15,126 $m
A global icon that transcends its category, Nike continually increases the power of its brand through innovation — its greatest strength. In 2012, Nike delivered numerous game-changing products and slyly leveraged the London Olympics to its advantage. An “ambush marketer” rather than an official Olympic sponsor, the brand attracted publicity, spotlighted new products and managed, as always, to link world-renowned athletes to its latest offerings. As part of its long-term growth strategy, Nike announced its intention to divest its Cole Haan and Umbro businesses, which will allow it to focus its resources on driving growth in the Nike, Jordan, Converse, and Hurley brands. Nike is also using social media skillfully to generate awareness and buzz, while continuing to engage the public through events and contests like The Chance, an athletic talent search. It is also expanding its breadth by incorporating technology platforms into all of the work it does, which has kept Nike well ahead of competitors. Though Nike is increasingly seen as a sustainability leader, the company still needs to improve its supply chain and environmental record.
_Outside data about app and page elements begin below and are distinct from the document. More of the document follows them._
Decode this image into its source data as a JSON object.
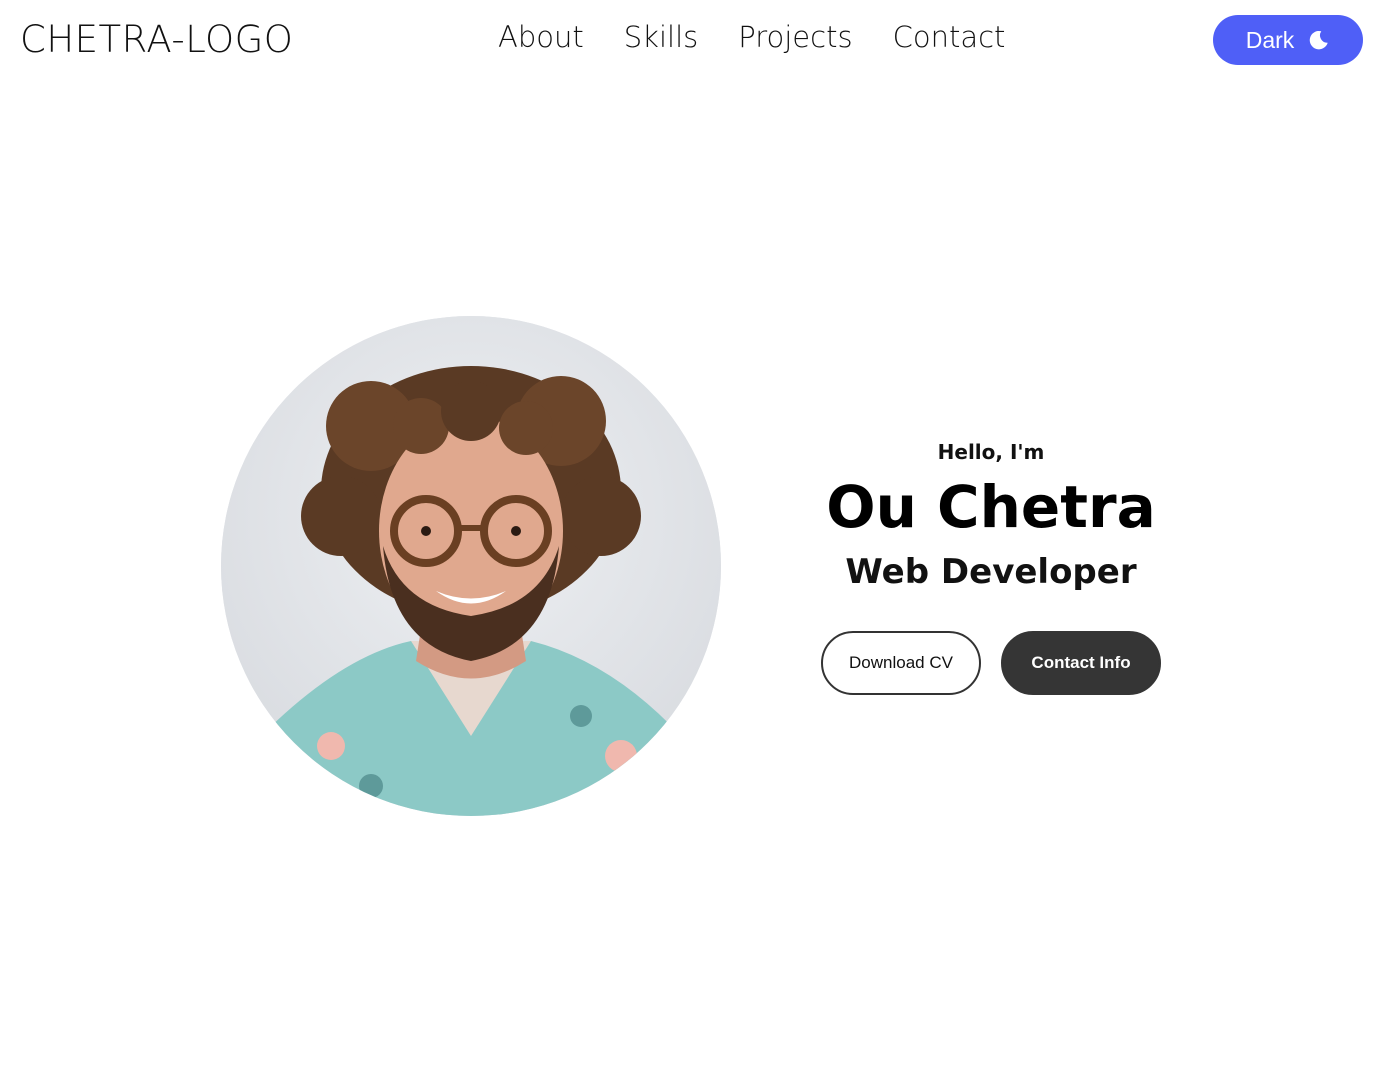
{
  "header": {
    "logo": "CHETRA-LOGO",
    "nav": [
      {
        "label": "About"
      },
      {
        "label": "Skills"
      },
      {
        "label": "Projects"
      },
      {
        "label": "Contact"
      }
    ],
    "theme_toggle": {
      "label": "Dark",
      "icon": "moon-icon",
      "color": "#4f5ff7"
    }
  },
  "hero": {
    "photo": "profile-photo",
    "greeting": "Hello, I'm",
    "name": "Ou Chetra",
    "role": "Web Developer",
    "buttons": {
      "download": "Download CV",
      "contact": "Contact Info"
    }
  }
}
In this regard, initiatives such as “Zero Discharge of Hazardous Chemicals” in manufacturing by 2020, are highly relevant for the brand.